'They destroyed my credit score. They have caused me sever financial harm and dishonored their stated agreement,' the client wrote.
The client made over 20 calls to Litton asking why their rep had denied them a loan. Litton did say it was their fault when they finally got on the phone with them but they wanted them to start the entire process over.
The client had to come up with almost $4,000 to keep their house.
'They deliberately tried to forclose on us after we followed their steps they denied us,' the client wrote.
The client applied for a loan modification in July 2009 and received papers in September that he was on trial for one.
He signed an agreement to pay a certain amount for the next three months until the decision was made.
In November he was denied the modification and told he had 30 days to pay off the balance and that if he didn't they would foreclose on the house.' If I had that kind of money I would not be asking for the loan to begin with! My mortgage was sold to Litton Loan Servicing without any consent from me,' the client wrote.
The client has not been able to get his loan modification for months because Litton will say he didn't check a certain box or didn't send his bank statements even though his bank has proof that he sent all his statements.
'Litton Loan lies. Quit coming up with excuses every time I call,' the client wrote.
The clients qualified for a loan modification after months of back and forth with Litton. Litton then referred them to an office in Georgia.
Litton did not send the requested papers to the new office and never told the clients about notices they received from the Georgia office.
The clients received a letter from an attorney in Georgia denying them a loan because they were missing paperwork. 'Isnt' it funny that we qualified at Litton but did not qualify for a loan because of them losing paperwork,' a client wrote.
The client has been continually denied for a loan modification and ask for more documents every time he sends the requested documents to them.
He said the representatives give inaccurate, inconsistent information and do not listen to their customers.
'One of their representatives actually laughed at my situation.

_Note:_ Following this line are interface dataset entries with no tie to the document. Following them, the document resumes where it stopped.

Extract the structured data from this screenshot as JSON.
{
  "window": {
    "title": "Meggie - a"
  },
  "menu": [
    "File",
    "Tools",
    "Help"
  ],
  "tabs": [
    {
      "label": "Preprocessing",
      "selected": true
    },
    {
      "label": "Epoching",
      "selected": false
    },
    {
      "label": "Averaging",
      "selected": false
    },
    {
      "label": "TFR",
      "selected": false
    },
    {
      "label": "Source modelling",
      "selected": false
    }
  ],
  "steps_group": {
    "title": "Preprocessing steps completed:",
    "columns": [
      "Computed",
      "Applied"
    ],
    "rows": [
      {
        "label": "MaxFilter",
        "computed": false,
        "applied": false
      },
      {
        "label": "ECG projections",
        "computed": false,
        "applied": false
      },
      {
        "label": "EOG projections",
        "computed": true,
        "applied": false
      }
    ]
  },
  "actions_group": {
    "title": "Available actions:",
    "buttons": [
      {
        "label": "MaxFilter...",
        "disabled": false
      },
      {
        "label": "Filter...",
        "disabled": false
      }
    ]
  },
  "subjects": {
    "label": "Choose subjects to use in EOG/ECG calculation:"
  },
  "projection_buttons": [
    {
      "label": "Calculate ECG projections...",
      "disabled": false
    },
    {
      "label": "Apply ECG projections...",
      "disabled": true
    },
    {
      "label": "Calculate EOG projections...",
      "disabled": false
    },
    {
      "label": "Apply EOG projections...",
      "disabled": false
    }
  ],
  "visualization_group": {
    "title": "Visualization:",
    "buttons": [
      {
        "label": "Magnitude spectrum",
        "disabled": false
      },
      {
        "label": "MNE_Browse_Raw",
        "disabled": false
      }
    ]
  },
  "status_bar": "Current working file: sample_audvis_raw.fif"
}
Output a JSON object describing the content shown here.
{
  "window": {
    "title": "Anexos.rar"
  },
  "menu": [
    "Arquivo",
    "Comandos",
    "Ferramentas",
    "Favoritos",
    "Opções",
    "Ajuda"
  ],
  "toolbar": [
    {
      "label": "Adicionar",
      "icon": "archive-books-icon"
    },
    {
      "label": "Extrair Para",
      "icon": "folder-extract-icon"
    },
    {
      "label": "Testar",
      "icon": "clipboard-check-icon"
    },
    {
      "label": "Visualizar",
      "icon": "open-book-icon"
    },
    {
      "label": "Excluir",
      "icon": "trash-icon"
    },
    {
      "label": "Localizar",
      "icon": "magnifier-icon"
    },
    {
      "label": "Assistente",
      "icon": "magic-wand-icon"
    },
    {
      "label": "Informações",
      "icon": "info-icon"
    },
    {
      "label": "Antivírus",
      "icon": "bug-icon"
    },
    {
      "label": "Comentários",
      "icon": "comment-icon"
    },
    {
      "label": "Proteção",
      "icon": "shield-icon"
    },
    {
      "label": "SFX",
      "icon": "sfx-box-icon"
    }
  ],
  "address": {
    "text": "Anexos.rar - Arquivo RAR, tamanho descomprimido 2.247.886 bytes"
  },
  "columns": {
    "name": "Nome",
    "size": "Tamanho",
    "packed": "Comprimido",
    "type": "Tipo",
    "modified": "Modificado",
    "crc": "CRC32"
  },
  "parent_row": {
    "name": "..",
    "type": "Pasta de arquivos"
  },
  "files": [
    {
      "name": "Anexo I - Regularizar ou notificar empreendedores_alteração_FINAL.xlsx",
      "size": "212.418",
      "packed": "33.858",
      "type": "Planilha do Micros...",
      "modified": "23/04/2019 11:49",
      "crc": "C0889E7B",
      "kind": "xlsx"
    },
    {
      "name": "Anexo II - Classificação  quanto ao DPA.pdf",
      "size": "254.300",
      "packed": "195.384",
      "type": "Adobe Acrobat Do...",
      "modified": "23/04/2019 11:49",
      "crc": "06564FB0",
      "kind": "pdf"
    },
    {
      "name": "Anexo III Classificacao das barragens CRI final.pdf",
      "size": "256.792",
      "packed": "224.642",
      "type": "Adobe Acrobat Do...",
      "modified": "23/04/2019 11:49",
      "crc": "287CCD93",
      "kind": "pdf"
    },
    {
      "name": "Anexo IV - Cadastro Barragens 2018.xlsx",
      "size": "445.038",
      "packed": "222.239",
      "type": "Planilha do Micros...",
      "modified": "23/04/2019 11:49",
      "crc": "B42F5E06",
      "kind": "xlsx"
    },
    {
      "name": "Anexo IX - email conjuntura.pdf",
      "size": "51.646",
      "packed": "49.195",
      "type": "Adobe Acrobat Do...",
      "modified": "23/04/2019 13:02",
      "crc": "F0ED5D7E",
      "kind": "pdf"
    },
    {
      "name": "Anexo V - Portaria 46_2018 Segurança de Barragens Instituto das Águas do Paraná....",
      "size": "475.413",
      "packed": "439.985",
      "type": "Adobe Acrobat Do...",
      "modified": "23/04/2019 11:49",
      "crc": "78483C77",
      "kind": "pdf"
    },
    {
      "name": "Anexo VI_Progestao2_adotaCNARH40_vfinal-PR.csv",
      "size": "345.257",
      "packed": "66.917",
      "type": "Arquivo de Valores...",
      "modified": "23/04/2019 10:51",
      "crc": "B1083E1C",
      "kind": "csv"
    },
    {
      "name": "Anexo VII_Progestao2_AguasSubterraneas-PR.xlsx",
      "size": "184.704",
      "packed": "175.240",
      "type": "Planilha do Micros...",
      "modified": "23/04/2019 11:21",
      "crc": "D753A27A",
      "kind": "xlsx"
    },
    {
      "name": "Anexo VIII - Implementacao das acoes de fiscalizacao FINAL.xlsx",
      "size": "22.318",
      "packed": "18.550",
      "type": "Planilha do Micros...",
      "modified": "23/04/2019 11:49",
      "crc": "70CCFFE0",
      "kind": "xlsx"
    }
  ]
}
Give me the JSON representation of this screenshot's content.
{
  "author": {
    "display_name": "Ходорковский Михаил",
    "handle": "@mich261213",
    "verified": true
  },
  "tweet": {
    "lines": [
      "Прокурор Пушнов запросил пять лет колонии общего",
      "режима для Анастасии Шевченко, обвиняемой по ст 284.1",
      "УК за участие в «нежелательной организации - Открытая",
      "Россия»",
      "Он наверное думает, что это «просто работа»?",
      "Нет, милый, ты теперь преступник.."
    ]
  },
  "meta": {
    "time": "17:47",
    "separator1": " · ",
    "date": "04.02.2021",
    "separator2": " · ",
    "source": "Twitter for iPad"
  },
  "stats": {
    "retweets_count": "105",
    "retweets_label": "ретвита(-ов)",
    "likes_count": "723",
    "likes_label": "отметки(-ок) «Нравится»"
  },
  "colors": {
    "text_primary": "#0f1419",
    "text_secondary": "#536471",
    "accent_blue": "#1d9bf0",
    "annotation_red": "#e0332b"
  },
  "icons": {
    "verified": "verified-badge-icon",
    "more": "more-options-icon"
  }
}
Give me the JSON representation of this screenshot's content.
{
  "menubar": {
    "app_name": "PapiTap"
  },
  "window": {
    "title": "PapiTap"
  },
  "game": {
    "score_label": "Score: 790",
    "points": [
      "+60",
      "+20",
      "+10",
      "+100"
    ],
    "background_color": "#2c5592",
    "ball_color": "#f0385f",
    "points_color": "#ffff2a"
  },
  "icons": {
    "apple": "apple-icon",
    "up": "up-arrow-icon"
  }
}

They also told me they do not consider medical emergencies and expenses when reviewing a loan modification request,' the client said.